Sunday, March 12th, 2017
1:00 p.m. - Warner Bros. Theater
On May 6th, 1882 – on the eve of the greatest wave of immigration in American history – President Chester A. Arthur signed into law a unique piece of federal legislation, called the Chinese Exclusion Act. Unlike any other law in American history before or since – except for subsequent measures extending it for well more than half a century – the act uniquely singled out by name a single race and nationality for special treatment: making it illegal for Chinese laborers to enter America on pain of imprisonment; for Chinese nationals to become citizens of the United States; and for Chinese immigrants already here to leave the country and re-enter it.
Repealed after 61 years in 1943, but still de facto in effect as late as 1968, this landmark piece of legislation – and the dramatic social, political and economic circumstances behind its enactment, implementation and eventual repeal – forms a remarkable lens through which to explore key aspects of American culture, society and evolving national identity – at a critical phase in U.S. history, as America grew from a fledgling republic to a global superpower.
A deeply American story – about immigration and national identity, civil rights and human justice; about how we define who can be an American, and what being an American means – the film will examine the economic, cultural, social, legal, racial and political dimensions of the law; the forces and events that gave rise to it; and the effect it has had, and continues to have, on American culture and identity.

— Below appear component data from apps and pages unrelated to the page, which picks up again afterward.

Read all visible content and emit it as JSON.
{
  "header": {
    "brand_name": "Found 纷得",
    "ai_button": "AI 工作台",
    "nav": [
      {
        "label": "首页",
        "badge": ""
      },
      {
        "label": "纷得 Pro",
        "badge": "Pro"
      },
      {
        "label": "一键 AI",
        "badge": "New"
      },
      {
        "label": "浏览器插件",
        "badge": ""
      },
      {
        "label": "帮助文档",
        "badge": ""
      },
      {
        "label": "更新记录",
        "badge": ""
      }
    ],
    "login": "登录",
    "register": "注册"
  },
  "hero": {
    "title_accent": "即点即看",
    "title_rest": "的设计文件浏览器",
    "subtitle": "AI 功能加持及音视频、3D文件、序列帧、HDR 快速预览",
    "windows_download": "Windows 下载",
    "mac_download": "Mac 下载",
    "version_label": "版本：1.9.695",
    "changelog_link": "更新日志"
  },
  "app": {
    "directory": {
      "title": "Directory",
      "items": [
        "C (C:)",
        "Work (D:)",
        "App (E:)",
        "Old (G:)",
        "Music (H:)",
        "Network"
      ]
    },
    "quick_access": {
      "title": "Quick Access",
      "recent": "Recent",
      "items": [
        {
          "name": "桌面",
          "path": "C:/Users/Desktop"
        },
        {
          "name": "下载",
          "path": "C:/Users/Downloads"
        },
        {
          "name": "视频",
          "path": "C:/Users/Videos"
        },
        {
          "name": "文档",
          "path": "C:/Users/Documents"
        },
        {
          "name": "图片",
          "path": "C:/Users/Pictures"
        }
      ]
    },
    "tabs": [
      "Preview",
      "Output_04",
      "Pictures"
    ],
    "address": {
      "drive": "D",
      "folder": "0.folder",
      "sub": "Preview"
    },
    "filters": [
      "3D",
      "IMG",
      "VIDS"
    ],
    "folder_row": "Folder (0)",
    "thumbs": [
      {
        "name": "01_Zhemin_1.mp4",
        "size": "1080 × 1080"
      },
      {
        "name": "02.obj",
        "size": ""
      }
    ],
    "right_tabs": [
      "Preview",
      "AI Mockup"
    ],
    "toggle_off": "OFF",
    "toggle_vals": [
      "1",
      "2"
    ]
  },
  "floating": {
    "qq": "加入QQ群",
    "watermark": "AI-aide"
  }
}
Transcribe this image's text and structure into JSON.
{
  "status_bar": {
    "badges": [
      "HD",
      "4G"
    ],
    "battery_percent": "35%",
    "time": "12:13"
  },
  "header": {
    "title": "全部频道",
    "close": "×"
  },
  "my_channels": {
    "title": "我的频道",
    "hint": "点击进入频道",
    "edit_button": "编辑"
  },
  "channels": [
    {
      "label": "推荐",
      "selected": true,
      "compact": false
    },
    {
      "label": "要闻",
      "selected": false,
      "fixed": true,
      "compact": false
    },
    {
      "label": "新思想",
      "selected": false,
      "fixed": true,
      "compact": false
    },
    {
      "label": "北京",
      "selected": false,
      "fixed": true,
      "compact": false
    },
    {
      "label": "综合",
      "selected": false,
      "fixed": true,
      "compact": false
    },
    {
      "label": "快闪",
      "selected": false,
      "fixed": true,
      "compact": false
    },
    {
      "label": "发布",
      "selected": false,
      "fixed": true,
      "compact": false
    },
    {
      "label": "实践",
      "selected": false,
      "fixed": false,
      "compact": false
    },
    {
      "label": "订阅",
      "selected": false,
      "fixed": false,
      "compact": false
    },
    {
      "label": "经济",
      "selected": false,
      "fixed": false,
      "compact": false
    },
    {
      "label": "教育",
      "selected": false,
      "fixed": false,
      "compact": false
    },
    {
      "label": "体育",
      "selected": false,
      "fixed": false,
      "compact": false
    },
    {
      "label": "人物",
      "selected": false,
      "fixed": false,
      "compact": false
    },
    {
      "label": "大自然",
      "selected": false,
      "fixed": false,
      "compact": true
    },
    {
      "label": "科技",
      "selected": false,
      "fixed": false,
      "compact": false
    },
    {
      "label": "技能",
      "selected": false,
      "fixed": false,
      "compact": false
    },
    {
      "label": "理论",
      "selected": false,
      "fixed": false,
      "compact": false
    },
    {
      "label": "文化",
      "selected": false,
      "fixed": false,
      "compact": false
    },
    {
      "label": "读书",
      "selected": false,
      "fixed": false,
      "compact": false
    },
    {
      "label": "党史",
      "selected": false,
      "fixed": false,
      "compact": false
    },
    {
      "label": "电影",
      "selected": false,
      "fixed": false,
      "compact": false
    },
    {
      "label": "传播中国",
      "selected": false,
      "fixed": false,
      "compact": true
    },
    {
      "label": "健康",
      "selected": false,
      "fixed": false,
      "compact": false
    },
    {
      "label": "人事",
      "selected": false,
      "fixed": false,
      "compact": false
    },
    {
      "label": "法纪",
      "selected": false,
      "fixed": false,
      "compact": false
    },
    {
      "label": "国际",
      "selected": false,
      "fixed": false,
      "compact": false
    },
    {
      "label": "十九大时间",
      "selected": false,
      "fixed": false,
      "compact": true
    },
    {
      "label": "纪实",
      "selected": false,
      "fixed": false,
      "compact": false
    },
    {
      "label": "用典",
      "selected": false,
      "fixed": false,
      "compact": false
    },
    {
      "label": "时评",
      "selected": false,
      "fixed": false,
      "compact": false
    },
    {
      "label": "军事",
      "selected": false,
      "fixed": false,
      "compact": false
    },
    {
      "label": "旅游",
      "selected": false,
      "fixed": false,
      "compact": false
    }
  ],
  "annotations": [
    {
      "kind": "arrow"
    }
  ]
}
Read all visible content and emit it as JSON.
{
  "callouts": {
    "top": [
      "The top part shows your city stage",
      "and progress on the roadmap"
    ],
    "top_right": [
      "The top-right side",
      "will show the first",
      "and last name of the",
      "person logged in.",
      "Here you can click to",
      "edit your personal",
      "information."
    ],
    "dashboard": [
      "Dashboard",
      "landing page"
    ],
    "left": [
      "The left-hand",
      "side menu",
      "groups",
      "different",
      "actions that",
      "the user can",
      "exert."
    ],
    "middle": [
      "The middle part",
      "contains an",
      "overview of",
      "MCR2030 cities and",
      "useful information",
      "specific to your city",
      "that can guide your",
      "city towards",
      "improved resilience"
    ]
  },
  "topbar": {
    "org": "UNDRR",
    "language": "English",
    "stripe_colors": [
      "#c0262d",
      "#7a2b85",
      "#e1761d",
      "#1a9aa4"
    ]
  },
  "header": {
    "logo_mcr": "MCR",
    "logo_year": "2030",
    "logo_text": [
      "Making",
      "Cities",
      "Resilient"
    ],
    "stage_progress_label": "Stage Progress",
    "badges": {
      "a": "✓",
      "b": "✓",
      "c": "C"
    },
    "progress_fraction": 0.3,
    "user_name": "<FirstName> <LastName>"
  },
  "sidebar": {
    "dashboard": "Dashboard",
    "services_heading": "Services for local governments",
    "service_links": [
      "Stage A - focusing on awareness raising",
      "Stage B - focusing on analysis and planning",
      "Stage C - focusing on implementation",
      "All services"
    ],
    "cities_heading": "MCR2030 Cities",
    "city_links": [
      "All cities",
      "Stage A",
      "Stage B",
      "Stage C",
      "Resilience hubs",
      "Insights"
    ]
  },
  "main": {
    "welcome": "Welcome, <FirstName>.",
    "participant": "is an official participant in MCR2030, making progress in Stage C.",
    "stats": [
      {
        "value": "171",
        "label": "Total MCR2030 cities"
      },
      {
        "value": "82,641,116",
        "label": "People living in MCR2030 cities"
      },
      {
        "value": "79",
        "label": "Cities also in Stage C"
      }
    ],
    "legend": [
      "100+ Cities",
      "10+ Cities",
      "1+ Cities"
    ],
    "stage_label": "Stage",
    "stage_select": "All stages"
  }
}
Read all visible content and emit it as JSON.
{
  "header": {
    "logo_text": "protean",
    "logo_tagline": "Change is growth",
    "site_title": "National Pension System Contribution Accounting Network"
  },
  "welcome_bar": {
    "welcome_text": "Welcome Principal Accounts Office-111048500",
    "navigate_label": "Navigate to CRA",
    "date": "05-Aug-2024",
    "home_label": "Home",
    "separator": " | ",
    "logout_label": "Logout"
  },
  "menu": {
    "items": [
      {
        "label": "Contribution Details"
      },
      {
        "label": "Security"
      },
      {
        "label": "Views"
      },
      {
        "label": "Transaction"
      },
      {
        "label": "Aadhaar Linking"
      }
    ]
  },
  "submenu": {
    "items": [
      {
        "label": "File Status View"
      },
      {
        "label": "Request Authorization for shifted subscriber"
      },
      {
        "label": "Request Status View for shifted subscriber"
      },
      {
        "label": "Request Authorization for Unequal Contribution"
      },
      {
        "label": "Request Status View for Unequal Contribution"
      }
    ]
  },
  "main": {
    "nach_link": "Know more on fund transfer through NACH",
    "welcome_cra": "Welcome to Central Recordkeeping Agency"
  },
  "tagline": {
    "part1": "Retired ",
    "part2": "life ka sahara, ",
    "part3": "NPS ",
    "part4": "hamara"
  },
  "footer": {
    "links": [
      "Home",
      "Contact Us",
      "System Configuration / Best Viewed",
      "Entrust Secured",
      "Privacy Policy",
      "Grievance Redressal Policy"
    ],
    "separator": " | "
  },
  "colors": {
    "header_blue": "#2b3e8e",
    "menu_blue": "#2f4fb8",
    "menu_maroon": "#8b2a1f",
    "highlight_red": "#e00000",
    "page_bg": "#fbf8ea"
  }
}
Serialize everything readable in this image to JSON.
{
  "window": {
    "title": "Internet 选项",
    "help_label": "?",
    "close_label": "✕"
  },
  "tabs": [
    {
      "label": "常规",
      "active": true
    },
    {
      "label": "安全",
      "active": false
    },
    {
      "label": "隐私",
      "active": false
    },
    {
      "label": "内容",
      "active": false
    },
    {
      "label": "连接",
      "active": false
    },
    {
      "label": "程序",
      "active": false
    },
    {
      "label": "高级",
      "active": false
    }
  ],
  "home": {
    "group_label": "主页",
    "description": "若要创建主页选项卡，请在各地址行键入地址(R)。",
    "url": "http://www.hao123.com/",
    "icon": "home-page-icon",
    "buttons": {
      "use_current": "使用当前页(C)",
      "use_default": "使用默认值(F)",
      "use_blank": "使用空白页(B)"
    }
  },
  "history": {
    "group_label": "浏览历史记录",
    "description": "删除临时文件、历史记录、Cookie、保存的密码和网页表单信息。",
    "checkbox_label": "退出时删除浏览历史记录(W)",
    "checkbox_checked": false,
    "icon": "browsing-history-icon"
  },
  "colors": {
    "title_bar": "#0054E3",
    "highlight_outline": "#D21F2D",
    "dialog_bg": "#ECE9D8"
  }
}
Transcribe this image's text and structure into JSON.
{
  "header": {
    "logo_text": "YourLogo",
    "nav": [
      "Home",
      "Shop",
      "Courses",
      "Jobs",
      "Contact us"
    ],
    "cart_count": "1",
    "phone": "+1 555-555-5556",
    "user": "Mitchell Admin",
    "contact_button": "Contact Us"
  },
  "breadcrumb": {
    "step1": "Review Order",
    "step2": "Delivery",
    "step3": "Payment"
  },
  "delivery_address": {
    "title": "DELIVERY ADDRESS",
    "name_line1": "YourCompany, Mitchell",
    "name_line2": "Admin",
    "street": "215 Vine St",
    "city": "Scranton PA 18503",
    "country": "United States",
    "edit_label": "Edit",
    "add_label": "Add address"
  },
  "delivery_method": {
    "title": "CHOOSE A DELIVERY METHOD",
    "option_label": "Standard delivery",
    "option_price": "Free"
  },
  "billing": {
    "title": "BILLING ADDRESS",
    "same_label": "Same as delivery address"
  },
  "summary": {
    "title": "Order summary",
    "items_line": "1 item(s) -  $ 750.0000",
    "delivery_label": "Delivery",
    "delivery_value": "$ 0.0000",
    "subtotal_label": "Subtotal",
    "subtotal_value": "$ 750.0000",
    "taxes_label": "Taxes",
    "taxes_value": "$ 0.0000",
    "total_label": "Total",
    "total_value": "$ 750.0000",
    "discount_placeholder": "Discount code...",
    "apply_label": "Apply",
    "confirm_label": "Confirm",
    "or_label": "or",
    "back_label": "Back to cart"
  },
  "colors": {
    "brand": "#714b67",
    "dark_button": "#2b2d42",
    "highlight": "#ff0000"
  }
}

Fath Davis Ruffins, Curator, National Museum of American History
Martin Gold, Attorney
Ric Burns, Documentary Filmmaker and Writer
Li-Shin Yu, Film Editor